Problem to solve
Where a line in the records below includes "JSON", pull that line out.

(Dataset rows describing interfaces)

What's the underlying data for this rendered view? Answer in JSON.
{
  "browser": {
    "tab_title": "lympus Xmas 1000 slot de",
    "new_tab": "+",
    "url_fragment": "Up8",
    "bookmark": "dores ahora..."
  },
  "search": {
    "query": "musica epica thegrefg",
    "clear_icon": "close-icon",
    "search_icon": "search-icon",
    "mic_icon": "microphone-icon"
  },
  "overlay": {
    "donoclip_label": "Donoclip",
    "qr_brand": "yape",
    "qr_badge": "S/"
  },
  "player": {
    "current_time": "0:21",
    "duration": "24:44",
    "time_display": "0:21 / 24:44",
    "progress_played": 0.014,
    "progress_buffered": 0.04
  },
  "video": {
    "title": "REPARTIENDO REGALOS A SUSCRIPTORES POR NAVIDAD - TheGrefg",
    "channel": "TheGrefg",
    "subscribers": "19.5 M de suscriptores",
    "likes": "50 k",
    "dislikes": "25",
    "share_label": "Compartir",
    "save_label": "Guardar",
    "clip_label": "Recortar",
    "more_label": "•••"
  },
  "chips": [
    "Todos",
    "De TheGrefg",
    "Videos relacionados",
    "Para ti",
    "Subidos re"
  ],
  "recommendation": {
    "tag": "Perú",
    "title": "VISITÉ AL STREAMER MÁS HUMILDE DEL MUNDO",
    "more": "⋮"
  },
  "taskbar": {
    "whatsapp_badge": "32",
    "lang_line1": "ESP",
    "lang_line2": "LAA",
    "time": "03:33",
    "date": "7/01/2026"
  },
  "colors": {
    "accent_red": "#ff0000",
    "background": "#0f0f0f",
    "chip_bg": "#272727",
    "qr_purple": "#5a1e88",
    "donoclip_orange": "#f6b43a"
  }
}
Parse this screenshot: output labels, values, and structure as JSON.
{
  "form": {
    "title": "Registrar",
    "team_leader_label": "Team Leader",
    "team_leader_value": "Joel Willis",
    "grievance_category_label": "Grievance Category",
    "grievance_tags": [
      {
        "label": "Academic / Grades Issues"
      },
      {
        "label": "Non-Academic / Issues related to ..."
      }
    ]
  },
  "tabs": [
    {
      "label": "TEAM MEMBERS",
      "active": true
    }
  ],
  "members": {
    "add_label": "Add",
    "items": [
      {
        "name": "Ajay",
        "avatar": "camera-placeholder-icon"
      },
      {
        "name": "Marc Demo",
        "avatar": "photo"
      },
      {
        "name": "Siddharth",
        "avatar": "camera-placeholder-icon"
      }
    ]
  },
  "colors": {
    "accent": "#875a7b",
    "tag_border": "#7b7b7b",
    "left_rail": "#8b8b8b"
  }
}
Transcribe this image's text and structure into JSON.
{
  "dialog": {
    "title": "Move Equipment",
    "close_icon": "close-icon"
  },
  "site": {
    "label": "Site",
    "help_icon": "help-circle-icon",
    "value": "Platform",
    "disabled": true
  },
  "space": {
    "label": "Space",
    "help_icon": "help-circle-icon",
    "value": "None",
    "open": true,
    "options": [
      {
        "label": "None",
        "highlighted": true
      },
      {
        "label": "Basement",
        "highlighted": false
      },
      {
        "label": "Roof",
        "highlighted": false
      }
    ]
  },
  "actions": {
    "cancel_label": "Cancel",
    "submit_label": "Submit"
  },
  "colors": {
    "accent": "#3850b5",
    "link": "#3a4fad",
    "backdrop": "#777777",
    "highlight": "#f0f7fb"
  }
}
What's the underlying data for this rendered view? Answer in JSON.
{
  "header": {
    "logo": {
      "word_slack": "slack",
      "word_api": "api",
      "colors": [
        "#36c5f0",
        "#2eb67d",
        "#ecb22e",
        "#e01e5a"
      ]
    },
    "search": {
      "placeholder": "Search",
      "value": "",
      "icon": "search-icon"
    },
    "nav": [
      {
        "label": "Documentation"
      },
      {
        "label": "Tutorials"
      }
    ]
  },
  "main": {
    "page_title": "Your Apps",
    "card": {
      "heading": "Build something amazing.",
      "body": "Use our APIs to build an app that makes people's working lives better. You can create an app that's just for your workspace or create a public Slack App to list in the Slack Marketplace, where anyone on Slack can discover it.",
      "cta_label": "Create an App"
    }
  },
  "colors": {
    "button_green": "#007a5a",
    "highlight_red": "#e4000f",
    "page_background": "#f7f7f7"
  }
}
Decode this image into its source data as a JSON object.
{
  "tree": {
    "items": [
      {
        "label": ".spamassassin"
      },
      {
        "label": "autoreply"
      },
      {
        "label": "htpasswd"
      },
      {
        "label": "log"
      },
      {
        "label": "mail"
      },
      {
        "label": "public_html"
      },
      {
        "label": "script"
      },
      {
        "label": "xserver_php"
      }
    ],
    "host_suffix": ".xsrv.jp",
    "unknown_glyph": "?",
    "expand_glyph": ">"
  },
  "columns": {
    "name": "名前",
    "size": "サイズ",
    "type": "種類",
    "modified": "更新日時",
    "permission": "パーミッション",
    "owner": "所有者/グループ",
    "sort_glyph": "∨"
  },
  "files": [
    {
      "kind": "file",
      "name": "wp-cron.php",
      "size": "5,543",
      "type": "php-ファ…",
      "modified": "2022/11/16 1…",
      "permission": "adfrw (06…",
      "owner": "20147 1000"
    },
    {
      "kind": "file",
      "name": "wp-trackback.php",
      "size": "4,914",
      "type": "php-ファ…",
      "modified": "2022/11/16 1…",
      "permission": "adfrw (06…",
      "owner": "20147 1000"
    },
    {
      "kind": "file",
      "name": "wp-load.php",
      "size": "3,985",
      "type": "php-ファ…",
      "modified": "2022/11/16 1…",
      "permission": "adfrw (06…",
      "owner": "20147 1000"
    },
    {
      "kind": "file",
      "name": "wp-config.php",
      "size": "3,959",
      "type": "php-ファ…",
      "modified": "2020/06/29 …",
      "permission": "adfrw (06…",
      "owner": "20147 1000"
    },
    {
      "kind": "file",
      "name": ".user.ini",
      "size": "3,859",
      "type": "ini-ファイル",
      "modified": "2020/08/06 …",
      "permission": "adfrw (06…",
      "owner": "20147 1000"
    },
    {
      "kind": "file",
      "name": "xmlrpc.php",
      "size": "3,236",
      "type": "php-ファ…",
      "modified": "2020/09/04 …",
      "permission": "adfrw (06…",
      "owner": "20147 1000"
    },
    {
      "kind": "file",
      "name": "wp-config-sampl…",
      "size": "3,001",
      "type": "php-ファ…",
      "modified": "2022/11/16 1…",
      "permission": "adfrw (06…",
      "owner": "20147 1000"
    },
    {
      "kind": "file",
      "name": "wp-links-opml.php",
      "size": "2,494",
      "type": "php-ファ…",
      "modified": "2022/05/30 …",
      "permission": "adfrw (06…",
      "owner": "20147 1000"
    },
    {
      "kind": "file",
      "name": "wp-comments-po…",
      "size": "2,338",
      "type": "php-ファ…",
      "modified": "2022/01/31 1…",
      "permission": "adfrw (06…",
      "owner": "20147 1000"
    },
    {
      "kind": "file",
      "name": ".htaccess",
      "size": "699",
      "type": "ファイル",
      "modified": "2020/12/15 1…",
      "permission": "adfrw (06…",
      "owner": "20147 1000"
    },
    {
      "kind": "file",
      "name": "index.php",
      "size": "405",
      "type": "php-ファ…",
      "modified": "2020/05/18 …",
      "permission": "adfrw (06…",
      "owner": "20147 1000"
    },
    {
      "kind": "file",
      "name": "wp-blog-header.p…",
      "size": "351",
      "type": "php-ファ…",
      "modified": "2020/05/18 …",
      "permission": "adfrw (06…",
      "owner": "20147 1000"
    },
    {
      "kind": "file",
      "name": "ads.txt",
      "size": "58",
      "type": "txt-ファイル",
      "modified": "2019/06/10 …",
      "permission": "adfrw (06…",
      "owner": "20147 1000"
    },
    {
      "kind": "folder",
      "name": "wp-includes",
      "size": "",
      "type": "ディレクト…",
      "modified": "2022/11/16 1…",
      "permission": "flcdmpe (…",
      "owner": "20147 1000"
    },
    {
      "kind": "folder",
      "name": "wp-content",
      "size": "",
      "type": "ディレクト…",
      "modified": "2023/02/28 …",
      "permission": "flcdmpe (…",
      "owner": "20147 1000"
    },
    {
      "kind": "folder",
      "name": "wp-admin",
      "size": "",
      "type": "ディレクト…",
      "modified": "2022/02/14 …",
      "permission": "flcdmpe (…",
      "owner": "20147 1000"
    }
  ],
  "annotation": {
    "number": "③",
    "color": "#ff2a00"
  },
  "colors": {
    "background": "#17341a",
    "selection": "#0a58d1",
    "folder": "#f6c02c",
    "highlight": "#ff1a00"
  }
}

Written solution
What's the underlying data for this rendered view? Answer in JSON.
Parse this screenshot: output labels, values, and structure as JSON.
Transcribe this image's text and structure into JSON.
What's the underlying data for this rendered view? Answer in JSON.
Decode this image into its source data as a JSON object.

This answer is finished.